The first level of critique comes with what Boltanski calls “tests of reality.” Here the critic criticizes how the “tests of truth” are actually being performed. Thus, someone who says US elections are not truly democratic because of the influence of money is pointing to the flaws in the test—and calling for a reform of the test such that its enactment would actually prove what it is claimed that it proves. Criticizing tests in this way can take a variety of forms, but the point is always to show that the existing test does not demonstrate the fact it is claimed to reveal—and to show how a different test would do the job better. For Boltanksi, such conflicts over tests are everywhere—but they are not radical critiques because they do not question the overall goal or telos. The ideal of democracy is not questioned, only whether our regime is truly democratic and what exact tests would accurately reveal if the regime is democratic or not. So these tests are “pragmatic” in the sense that they focus on doing the job at hand better; they do not question whether we should even be invested in doing that job.
Finally, there are existential tests, which do raise those kinds of radical questions about both ideals (goals) and about fundamental structures.
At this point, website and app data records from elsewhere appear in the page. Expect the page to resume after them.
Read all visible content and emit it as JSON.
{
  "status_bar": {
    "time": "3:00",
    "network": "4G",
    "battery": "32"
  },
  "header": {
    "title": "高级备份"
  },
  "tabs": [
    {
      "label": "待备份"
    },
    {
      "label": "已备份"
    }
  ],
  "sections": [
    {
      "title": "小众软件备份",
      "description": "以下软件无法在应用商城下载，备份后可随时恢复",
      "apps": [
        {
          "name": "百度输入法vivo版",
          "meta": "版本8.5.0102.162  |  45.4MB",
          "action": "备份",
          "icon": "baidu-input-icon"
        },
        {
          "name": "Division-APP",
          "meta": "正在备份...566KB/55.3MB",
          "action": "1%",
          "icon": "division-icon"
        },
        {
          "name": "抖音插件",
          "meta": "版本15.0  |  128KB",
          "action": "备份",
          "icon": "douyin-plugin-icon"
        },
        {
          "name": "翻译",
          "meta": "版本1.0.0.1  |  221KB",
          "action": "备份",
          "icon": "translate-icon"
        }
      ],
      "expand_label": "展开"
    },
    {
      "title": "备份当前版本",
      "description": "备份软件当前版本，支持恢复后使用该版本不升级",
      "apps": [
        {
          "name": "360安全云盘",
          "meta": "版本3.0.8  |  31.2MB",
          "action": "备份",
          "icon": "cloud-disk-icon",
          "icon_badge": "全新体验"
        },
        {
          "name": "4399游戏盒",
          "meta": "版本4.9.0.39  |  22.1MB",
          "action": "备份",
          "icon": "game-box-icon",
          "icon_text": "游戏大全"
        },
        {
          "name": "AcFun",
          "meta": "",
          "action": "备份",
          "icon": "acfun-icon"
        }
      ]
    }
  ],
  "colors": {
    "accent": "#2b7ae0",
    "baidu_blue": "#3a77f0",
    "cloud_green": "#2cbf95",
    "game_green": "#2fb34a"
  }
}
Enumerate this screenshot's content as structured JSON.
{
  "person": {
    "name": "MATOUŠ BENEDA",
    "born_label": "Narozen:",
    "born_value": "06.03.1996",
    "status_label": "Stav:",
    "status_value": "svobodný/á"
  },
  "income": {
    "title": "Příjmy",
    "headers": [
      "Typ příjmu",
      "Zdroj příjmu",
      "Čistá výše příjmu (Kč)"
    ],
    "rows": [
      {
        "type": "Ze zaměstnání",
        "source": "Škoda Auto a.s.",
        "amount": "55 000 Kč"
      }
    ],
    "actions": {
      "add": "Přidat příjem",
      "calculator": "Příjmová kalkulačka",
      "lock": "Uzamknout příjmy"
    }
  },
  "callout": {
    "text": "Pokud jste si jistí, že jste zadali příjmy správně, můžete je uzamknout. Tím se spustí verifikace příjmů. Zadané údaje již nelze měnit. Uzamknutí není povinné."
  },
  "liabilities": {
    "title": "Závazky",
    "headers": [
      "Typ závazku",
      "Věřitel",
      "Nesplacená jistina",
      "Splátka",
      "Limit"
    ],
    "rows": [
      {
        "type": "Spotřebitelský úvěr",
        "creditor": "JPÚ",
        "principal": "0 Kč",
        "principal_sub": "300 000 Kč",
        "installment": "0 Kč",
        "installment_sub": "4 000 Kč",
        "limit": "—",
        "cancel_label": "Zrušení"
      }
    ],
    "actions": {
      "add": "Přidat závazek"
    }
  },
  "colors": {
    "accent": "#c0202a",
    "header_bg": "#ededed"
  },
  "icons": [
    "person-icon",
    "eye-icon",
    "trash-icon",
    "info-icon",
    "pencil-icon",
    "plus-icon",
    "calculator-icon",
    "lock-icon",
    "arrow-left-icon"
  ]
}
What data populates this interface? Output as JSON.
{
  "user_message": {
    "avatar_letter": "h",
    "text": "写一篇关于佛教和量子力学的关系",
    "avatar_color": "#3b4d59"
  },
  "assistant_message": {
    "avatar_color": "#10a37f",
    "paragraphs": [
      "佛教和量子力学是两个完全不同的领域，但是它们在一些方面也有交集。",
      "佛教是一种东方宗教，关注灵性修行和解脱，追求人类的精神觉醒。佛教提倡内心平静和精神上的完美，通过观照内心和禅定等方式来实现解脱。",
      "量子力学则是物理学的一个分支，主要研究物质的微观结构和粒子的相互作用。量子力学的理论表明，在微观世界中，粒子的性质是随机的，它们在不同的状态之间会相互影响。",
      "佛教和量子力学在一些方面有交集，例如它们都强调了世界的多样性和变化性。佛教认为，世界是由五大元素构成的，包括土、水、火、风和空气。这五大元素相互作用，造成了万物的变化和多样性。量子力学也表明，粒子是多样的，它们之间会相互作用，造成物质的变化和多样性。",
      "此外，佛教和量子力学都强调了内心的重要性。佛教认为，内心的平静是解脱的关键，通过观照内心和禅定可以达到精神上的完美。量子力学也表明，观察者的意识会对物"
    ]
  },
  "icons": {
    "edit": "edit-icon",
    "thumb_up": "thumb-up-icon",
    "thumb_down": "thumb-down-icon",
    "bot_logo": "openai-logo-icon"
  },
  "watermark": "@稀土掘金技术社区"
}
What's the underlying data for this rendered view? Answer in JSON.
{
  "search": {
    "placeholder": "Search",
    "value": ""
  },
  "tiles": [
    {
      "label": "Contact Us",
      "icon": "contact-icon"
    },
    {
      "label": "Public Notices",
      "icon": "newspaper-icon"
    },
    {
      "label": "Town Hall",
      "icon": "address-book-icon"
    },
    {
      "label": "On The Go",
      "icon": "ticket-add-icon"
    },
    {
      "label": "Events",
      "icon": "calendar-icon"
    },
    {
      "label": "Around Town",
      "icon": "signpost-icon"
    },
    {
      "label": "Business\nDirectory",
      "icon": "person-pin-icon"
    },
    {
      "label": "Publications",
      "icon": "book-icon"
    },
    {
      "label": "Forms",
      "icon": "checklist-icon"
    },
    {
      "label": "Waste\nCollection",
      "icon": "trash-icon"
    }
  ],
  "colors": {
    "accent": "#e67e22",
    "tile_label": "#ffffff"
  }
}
Such critiques, as I have already indicated, rely on a claim about “the world” (existential conditions) in order to question the more limited “reality” that institutions create and maintain.
Boltanski’s pragmatic sociology calls on the sociologist to focus on “disputes,” on actual instances at existing social sites where members of a society disagree about the “tests’ being conducted or about the very ends being pursued. This move is particularly important because it also entails identifying the norms (as well as the interests) that underlie such disputes. Boltanski wants to avoid a) importing the norms of critique from outside the existing social sphere; he wants an immanent critique that grows out of the things that current social members evidently care about, as demonstrated by where they take their stand in current disputes and by the kinds of reasons and arguments they proffer in waging those disputes; and b) he wants to avoid any sense that social actors are deluded, are dupes, or exist in some kind of false consciousness. In taking their stands at various sites and in various contestations, actors demonstrate where their commitments are as well as their understanding (judgments) of the situations in which they are embedded. Any work of emancipation should begin from—and honor—those commitments and judgments.
And yet . . .
More to say on this topic—but I will leave that for the next post.